» Exercise instructions: Return every line from the records below with the string "msec".

==*==

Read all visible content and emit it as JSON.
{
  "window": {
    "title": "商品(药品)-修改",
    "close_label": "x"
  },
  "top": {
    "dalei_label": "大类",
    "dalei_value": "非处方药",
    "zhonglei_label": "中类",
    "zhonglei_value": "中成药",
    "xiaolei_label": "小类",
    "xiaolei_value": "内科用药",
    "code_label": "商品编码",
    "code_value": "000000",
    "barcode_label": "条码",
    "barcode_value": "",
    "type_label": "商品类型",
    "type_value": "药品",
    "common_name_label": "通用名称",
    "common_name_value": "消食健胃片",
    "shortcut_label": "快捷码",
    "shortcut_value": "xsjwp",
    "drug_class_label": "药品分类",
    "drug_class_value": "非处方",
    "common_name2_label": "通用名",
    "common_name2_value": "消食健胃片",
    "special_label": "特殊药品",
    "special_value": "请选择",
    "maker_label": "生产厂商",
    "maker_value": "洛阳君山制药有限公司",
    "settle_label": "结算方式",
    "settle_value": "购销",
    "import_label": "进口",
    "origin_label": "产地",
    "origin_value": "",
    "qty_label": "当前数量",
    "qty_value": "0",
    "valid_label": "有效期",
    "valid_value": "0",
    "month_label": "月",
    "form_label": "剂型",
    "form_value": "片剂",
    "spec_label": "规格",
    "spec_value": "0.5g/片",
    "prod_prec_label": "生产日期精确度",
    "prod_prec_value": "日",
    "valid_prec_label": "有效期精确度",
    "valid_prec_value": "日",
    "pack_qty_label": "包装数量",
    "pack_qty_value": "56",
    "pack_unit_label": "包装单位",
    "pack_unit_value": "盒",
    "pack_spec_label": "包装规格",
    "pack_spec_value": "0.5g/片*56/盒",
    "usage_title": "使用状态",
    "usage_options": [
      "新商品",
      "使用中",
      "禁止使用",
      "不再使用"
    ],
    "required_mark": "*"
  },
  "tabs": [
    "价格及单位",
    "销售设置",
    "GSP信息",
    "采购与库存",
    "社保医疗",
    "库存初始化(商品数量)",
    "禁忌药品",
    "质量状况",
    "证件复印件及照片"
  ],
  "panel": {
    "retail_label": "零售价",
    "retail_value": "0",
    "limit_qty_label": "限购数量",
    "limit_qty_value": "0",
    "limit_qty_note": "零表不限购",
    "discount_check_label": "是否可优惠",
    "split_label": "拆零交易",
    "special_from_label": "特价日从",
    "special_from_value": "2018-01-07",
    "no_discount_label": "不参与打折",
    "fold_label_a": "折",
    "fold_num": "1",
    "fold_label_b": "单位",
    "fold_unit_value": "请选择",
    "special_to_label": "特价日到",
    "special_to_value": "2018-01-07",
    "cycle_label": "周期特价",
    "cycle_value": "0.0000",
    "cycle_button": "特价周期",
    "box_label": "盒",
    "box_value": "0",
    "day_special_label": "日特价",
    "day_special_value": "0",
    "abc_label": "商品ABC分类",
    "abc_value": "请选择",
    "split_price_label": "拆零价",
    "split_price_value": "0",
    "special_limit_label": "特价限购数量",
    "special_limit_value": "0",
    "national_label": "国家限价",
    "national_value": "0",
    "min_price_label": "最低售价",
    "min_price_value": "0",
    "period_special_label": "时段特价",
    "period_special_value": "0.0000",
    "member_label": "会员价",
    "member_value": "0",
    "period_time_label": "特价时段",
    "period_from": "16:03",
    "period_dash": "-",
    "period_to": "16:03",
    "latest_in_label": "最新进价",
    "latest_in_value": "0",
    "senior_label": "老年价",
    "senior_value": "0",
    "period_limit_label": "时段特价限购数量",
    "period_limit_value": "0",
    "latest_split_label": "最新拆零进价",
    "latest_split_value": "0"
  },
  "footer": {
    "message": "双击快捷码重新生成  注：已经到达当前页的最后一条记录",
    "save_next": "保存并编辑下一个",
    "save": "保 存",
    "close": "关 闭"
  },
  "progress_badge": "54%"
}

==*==

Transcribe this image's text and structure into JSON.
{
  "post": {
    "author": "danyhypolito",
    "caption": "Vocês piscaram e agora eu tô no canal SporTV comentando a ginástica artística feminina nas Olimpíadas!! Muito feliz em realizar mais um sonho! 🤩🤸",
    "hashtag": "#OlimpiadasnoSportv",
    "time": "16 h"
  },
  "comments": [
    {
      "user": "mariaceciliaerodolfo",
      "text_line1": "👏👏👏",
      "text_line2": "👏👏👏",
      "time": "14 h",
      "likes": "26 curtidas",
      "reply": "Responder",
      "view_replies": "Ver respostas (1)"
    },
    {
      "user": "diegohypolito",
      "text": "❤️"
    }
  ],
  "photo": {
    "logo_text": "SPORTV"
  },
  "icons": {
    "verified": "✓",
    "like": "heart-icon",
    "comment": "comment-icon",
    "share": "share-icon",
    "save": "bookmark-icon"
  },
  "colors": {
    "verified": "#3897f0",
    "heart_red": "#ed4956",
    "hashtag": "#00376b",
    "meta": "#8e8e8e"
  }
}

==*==

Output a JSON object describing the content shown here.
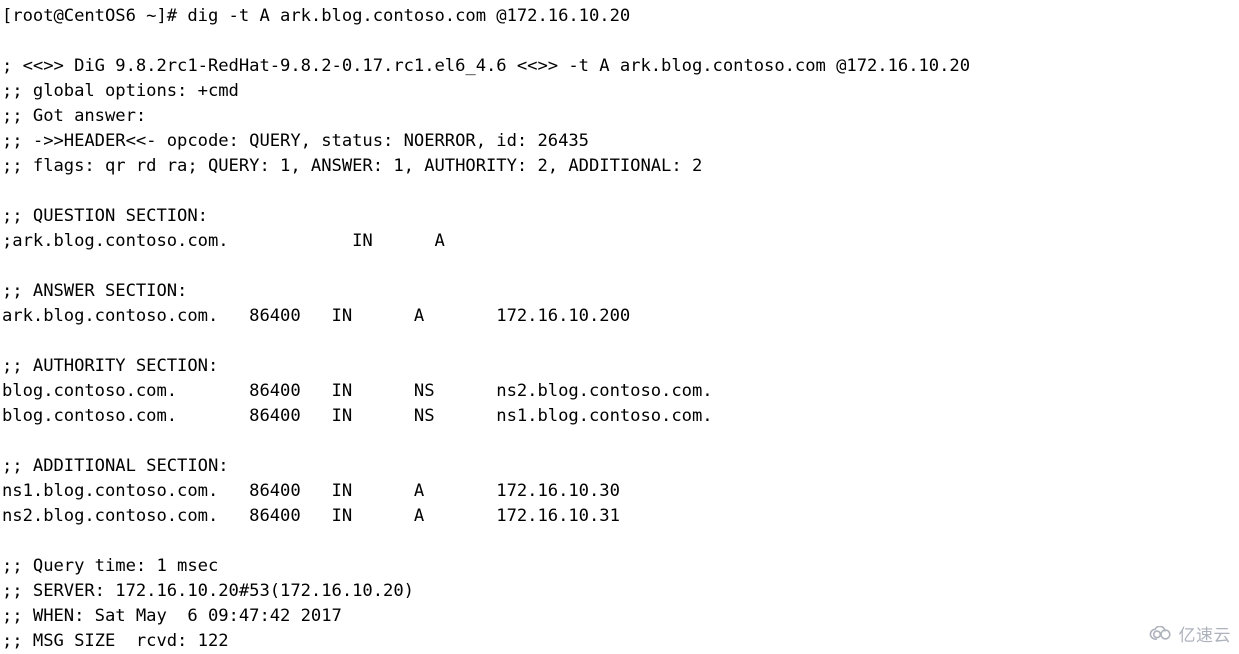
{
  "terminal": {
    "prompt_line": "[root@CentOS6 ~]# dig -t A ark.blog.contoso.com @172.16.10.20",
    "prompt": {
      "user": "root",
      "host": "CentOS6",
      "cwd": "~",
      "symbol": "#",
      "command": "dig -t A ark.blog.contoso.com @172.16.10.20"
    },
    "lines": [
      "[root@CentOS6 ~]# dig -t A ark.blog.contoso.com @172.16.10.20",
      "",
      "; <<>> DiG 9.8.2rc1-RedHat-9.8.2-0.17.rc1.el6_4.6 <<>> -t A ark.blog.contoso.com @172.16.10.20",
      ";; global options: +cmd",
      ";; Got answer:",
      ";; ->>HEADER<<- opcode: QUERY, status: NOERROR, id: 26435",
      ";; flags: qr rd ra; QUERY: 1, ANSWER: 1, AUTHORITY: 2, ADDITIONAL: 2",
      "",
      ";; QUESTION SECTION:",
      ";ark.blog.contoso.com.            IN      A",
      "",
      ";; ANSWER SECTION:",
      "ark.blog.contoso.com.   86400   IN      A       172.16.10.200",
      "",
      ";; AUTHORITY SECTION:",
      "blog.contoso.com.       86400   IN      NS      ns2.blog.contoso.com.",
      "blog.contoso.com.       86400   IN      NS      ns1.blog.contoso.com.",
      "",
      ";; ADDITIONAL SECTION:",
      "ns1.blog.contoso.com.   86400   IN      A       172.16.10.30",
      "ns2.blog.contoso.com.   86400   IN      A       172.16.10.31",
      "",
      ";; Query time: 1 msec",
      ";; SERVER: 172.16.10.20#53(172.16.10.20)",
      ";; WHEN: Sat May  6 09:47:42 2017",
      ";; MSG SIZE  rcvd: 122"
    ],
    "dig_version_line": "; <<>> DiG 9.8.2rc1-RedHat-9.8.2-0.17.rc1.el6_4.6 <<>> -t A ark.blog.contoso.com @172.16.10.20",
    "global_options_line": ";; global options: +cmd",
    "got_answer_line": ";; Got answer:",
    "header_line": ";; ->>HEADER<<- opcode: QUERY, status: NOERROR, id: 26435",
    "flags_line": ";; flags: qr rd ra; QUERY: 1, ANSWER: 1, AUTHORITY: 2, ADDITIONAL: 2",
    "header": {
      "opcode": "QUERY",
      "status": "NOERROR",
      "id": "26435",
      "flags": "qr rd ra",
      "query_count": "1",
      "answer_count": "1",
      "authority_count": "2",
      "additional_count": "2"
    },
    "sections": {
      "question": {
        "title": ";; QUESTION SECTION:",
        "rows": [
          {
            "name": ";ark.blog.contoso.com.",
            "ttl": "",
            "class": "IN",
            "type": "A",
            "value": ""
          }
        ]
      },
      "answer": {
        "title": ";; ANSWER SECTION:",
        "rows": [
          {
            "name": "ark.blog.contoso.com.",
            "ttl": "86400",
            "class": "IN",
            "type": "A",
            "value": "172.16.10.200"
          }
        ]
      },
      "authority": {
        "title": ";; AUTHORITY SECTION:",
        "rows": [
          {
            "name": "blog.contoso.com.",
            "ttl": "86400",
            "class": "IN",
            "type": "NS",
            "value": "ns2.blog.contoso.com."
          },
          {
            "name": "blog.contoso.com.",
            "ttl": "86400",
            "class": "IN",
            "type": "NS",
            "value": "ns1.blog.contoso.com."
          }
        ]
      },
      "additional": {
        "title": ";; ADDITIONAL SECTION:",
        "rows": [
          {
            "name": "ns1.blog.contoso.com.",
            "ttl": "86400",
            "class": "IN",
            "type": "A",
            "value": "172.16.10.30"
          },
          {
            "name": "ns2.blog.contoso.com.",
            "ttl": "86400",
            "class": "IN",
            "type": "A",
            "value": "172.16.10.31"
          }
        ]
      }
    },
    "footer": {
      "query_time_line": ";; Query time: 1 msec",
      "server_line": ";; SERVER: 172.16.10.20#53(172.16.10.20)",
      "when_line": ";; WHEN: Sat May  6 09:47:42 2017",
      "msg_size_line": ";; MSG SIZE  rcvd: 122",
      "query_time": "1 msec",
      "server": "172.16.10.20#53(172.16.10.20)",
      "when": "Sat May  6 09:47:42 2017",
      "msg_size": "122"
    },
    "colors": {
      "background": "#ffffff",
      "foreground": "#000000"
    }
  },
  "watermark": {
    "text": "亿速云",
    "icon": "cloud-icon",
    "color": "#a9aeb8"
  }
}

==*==

» Task answer:
      ";; Query time: 1 msec",
      "query_time_line": ";; Query time: 1 msec",
      "query_time": "1 msec",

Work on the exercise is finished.